Laurel and Hardy are one of the finest comedy acts to have graced our screens. From their Foreign Legion campaign in Beau Hunks to their improvised song and dance routines in Way Out West, their comic genius is known, loved, and celebrated by viewers of all ages across the world. In turn, their influence on other comedies has been profound. British sitcoms abound with Oliver-Hardy-like idiots – who don’t realise they’re idiots – such as: David Brent, Basil Fawlty, Harold Steptoe and Father Ted; as well as their Stan-Laurel-like sidekicks: Gareth Keenan, Manuel, Albert Steptoe and Dougal.
Many people in comedy today are heavily influenced by a black-and-white double-act who made their best films 80 years ago. The Laurel and Hardy Legacy traces the impact of Stan and Ollie, and offers reflective insights into fundamental comedy questions. Why were Laurel and Hardy’s features not as good as their shorts, and why are film versions of sitcoms never as good as the originals? Why do sitcoms have studio audiences and how did Laurel and Hardy fine-tune their films for the cinema audiences they couldn’t see?
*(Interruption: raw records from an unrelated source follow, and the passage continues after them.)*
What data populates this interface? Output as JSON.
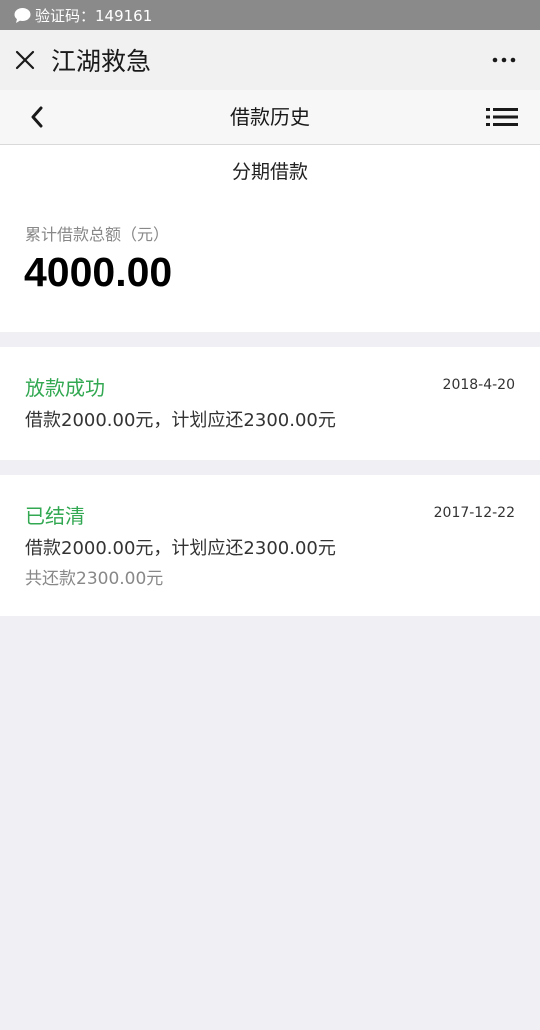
{
  "notification": {
    "text": "验证码：149161",
    "icon": "chat-bubble-icon"
  },
  "title_bar": {
    "title": "江湖救急",
    "close_icon": "close-icon",
    "more_icon": "more-dots-icon"
  },
  "nav_bar": {
    "title": "借款历史",
    "back_icon": "chevron-left-icon",
    "menu_icon": "list-menu-icon"
  },
  "summary": {
    "title": "分期借款",
    "label": "累计借款总额（元）",
    "amount": "4000.00"
  },
  "records": [
    {
      "status": "放款成功",
      "date": "2018-4-20",
      "detail": "借款2000.00元，计划应还2300.00元",
      "repaid": ""
    },
    {
      "status": "已结清",
      "date": "2017-12-22",
      "detail": "借款2000.00元，计划应还2300.00元",
      "repaid": "共还款2300.00元"
    }
  ],
  "colors": {
    "status_green": "#33a852",
    "background": "#efeff4",
    "notification_bg": "#8a8a8a"
  }
}
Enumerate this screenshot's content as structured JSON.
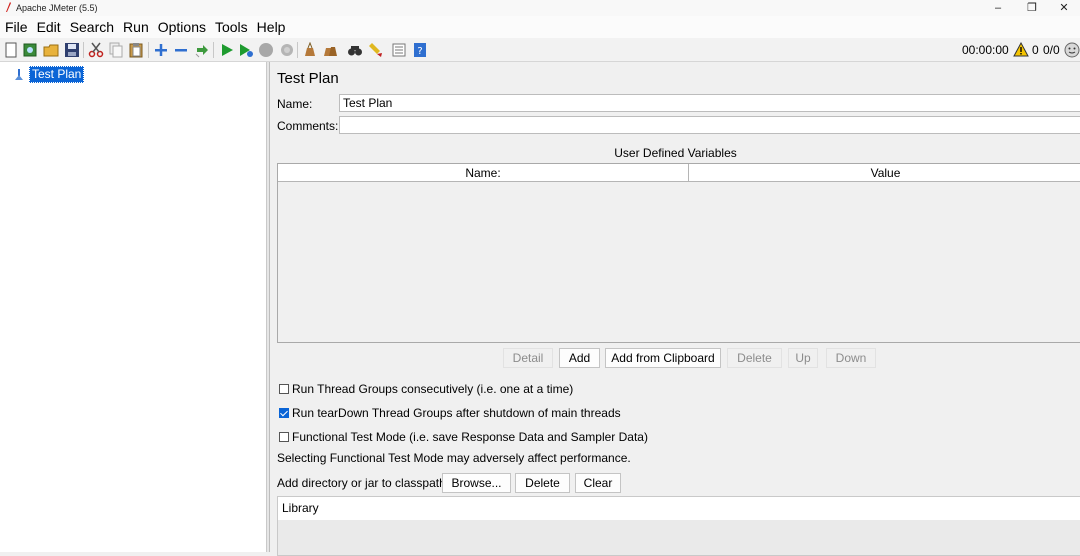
{
  "window": {
    "title": "Apache JMeter (5.5)",
    "minimize": "–",
    "restore": "❐",
    "close": "✕"
  },
  "menu": [
    "File",
    "Edit",
    "Search",
    "Run",
    "Options",
    "Tools",
    "Help"
  ],
  "toolbar": {
    "icons": [
      "new-icon",
      "templates-icon",
      "open-icon",
      "save-icon",
      "cut-icon",
      "copy-icon",
      "paste-icon",
      "expand-icon",
      "collapse-icon",
      "toggle-icon",
      "start-icon",
      "start-no-pauses-icon",
      "stop-icon",
      "shutdown-icon",
      "clear-icon",
      "clear-all-icon",
      "search-icon",
      "reset-search-icon",
      "function-helper-icon",
      "help-icon"
    ],
    "timer": "00:00:00",
    "warning_count": "0",
    "threads": "0/0"
  },
  "tree": {
    "root_label": "Test Plan"
  },
  "test_plan": {
    "title": "Test Plan",
    "name_label": "Name:",
    "name_value": "Test Plan",
    "comments_label": "Comments:",
    "comments_value": "",
    "udv_title": "User Defined Variables",
    "columns": [
      "Name:",
      "Value"
    ],
    "buttons": {
      "detail": "Detail",
      "add": "Add",
      "add_clipboard": "Add from Clipboard",
      "delete": "Delete",
      "up": "Up",
      "down": "Down"
    },
    "options": {
      "serial": {
        "label": "Run Thread Groups consecutively (i.e. one at a time)",
        "checked": false
      },
      "teardown": {
        "label": "Run tearDown Thread Groups after shutdown of main threads",
        "checked": true
      },
      "functional": {
        "label": "Functional Test Mode (i.e. save Response Data and Sampler Data)",
        "checked": false
      }
    },
    "functional_note": "Selecting Functional Test Mode may adversely affect performance.",
    "classpath_label": "Add directory or jar to classpath",
    "classpath_buttons": {
      "browse": "Browse...",
      "delete": "Delete",
      "clear": "Clear"
    },
    "library_header": "Library"
  },
  "colors": {
    "selection": "#0a64d6",
    "start_green": "#1e9b2f",
    "warning_yellow": "#f5c400"
  }
}
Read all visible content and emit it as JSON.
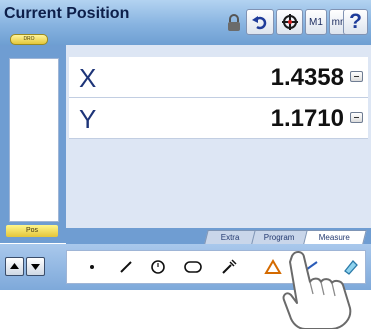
{
  "header": {
    "title": "Current Position",
    "mode_tag": "DRO",
    "buttons": {
      "m1_label": "M1",
      "units_label": "mm",
      "help_label": "?"
    }
  },
  "readouts": [
    {
      "axis": "X",
      "value": "1.4358"
    },
    {
      "axis": "Y",
      "value": "1.1710"
    }
  ],
  "left_panel": {
    "pos_label": "Pos"
  },
  "tabs": [
    {
      "label": "Extra"
    },
    {
      "label": "Program"
    },
    {
      "label": "Measure",
      "active": true
    }
  ],
  "measure_tools": [
    "point-icon",
    "line-icon",
    "circle-icon",
    "slot-icon",
    "probe-icon",
    "angle-icon",
    "distance-icon",
    "erase-icon"
  ],
  "colors": {
    "bar_blue": "#87b3e0",
    "panel_blue": "#6f9dd2",
    "tag_yellow": "#f2da55"
  }
}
Why do actors like Oliver Hardy, not comedians, so often play the lead roles in sitcoms?
Based on a series of exclusive interviews with some of the top comic actors and writers of the last 30 years, this book looks at the immense comic legacy of Laurel and Hardy. Stephen Merchant, Richard Wilson, Bruce Forsyth, Ray Galton and Alan Simpson, Tony Robinson, Barry Cryer, Ardal O’Hanlon, Graham Linehan, John Dunsworth, Nigel Planer and Andrew Sachs all talk about their love of Laurel and Hardy and how they influenced their own work. From Blackadder and The Young Ones, to Hancock’s Half-Hour and One Foot in the Grave, The Laurel and Hardy Legacy is a fascinating insight into the hidden workings of comedy.
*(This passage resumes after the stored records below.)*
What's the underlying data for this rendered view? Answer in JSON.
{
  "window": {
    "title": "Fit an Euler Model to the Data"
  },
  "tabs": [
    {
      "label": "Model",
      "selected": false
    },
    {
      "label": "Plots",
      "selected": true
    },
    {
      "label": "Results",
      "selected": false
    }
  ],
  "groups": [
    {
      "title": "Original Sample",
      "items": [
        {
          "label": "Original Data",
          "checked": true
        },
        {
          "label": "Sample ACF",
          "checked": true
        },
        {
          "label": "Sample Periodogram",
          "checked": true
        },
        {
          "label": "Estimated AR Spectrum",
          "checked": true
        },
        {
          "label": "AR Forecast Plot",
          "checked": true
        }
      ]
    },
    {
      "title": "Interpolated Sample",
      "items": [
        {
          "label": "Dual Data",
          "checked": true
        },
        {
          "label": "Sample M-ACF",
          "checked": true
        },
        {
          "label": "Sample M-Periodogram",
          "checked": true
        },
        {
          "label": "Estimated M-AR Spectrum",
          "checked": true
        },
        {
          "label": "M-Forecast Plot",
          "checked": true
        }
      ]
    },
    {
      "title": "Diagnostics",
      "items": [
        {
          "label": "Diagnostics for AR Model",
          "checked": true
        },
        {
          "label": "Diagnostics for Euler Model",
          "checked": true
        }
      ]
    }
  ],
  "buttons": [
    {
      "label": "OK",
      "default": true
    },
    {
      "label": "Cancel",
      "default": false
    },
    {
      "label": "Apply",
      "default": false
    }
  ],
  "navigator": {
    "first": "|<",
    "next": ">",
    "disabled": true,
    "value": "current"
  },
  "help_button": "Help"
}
Barry Brophy is a writer and a lecturer in communications at University College Dublin. He is married with two young children who, having only seen Laurel and Hardy a handful of times, christened them, ‘Fall Down.’
Author: Barry Brophy
ISBN: 978-1-911121-17-6 | Published 12 October 2016 | 136 pages | Paperback £8.99 | eBook £5.99